## What the exercise asks
The exercise calls for a faithful copy of all the data.

## Entries provided
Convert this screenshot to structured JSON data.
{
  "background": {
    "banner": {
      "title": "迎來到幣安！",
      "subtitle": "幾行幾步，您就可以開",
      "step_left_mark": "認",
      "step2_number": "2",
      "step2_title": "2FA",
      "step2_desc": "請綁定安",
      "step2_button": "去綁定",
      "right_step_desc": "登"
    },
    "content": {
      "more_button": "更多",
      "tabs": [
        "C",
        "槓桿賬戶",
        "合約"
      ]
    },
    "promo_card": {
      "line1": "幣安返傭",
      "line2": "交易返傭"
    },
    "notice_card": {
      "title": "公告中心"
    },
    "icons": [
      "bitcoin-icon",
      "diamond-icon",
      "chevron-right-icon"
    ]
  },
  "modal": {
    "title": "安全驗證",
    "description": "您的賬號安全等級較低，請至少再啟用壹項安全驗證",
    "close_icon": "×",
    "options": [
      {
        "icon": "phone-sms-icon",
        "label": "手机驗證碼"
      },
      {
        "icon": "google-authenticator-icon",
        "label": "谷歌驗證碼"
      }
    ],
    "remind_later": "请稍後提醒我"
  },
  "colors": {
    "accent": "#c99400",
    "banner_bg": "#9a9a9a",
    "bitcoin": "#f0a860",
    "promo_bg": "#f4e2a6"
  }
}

## Response below
Convert this screenshot to structured JSON data.
{
  "background": {
    "banner": {
      "title": "迎來到幣安！",
      "subtitle": "幾行幾步，您就可以開",
      "step_left_mark": "認",
      "step2_number": "2",
      "step2_title": "2FA",
      "step2_desc": "請綁定安",
      "step2_button": "去綁定",
      "right_step_desc": "登"
    },
    "content": {
      "more_button": "更多",
      "tabs": [
        "C",
        "槓桿賬戶",
        "合約"
      ]
    },
    "promo_card": {
      "line1": "幣安返傭",
      "line2": "交易返傭"
    },
    "notice_card": {
      "title": "公告中心"
    },
    "icons": [
      "bitcoin-icon",
      "diamond-icon",
      "chevron-right-icon"
    ]
  },
  "modal": {
    "title": "安全驗證",
    "description": "您的賬號安全等級較低，請至少再啟用壹項安全驗證",
    "close_icon": "×",
    "options": [
      {
        "icon": "phone-sms-icon",
        "label": "手机驗證碼"
      },
      {
        "icon": "google-authenticator-icon",
        "label": "谷歌驗證碼"
      }
    ],
    "remind_later": "请稍後提醒我"
  },
  "colors": {
    "accent": "#c99400",
    "banner_bg": "#9a9a9a",
    "bitcoin": "#f0a860",
    "promo_bg": "#f4e2a6"
  }
}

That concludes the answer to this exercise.